### Working data
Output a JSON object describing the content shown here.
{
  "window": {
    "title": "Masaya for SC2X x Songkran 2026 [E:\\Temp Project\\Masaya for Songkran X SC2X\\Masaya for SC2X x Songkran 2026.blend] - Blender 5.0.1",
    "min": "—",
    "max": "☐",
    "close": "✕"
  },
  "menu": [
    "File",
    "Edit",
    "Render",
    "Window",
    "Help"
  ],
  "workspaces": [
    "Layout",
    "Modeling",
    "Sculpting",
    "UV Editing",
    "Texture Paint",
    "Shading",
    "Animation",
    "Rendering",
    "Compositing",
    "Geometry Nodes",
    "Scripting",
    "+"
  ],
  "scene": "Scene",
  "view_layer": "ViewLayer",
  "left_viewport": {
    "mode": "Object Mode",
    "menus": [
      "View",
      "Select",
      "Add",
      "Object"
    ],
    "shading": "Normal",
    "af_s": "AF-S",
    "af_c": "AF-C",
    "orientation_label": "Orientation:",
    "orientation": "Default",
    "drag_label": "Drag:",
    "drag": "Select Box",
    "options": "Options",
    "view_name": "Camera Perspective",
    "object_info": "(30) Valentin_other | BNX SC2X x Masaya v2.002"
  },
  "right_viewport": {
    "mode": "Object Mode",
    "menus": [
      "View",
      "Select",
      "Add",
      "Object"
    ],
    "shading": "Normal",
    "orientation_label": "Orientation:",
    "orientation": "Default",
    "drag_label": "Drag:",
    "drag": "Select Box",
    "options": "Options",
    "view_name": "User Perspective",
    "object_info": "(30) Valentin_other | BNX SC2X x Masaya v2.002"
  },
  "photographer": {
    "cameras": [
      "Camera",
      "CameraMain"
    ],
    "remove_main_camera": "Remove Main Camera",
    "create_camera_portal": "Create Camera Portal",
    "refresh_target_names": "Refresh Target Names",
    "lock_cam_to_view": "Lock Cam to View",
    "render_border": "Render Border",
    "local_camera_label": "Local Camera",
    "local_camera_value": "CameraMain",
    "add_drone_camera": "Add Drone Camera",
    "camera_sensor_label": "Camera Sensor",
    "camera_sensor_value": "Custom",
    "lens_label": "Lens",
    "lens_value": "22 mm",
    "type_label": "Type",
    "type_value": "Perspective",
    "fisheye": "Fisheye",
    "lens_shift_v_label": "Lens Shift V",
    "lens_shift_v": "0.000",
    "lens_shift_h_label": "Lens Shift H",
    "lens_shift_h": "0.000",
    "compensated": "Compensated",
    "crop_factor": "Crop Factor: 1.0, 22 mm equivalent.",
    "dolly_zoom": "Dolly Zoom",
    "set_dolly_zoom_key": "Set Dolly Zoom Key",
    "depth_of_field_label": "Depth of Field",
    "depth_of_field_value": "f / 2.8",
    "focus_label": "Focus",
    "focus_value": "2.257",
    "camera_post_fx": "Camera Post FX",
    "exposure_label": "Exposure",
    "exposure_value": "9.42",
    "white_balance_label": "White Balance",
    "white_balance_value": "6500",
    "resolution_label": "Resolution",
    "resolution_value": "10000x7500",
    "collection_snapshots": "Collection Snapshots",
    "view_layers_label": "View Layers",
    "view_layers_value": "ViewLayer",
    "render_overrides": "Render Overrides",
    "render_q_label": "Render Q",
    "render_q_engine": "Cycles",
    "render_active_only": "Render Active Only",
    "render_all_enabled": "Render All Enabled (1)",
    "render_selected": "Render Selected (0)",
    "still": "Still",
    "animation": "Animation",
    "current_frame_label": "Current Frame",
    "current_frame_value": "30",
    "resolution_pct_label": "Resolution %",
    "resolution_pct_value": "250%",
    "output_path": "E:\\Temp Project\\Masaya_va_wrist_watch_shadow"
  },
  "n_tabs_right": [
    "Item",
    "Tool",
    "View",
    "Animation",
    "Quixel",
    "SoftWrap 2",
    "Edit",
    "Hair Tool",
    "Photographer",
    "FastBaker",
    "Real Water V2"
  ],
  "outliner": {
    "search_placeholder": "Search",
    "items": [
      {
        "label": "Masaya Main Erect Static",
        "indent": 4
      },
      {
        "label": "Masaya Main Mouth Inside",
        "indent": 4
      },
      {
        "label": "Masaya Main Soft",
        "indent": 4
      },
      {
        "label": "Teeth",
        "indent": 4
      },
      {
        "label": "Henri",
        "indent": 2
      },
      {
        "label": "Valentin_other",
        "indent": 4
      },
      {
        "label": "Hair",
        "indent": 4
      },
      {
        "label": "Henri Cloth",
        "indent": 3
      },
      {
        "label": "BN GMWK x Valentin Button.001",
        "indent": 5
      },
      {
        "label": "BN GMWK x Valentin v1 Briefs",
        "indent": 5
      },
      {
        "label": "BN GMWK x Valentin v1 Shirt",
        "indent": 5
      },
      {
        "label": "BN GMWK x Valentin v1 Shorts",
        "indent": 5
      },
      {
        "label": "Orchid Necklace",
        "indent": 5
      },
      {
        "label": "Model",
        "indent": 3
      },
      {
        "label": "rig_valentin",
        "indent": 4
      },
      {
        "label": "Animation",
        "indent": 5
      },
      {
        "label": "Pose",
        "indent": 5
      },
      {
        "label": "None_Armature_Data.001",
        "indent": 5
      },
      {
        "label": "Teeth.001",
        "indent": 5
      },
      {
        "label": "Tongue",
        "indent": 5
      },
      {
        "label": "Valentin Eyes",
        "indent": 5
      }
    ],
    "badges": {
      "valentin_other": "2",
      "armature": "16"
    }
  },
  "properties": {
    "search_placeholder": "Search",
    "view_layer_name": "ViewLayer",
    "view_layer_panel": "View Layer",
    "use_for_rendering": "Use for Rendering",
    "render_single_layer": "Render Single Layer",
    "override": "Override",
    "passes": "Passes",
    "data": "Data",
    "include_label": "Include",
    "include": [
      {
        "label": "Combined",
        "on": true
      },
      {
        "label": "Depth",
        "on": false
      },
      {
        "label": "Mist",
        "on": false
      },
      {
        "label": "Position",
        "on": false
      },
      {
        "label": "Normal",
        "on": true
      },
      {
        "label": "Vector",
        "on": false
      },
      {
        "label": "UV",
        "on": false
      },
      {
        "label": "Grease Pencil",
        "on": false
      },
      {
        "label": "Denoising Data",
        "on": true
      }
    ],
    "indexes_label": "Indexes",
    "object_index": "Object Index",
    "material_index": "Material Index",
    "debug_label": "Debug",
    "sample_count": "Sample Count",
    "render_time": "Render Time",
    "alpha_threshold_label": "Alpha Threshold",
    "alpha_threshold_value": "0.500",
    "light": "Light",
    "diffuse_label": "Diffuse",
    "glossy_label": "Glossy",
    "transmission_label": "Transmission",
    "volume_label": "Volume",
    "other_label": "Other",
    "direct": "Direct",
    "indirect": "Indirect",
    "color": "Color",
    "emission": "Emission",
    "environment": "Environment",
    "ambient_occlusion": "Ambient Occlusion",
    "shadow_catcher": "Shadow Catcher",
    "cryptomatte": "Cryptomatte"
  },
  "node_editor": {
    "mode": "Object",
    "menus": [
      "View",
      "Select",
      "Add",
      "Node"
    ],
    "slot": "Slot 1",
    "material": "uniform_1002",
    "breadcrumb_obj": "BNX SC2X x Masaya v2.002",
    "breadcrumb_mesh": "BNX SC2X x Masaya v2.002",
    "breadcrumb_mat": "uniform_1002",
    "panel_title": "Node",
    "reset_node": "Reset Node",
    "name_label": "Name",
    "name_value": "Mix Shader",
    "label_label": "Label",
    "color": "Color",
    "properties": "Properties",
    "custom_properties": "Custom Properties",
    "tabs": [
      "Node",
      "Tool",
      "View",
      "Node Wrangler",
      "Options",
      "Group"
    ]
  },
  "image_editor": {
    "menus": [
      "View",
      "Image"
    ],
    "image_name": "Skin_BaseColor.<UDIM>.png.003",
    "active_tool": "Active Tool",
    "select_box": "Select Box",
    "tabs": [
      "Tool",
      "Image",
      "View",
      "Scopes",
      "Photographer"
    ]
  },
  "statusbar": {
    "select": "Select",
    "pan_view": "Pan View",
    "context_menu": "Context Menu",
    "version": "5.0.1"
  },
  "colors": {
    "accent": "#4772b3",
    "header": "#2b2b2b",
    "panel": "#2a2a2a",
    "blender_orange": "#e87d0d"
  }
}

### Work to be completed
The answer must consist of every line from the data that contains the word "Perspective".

### Task response
    "view_name": "Camera Perspective",
    "view_name": "User Perspective",
    "type_value": "Perspective",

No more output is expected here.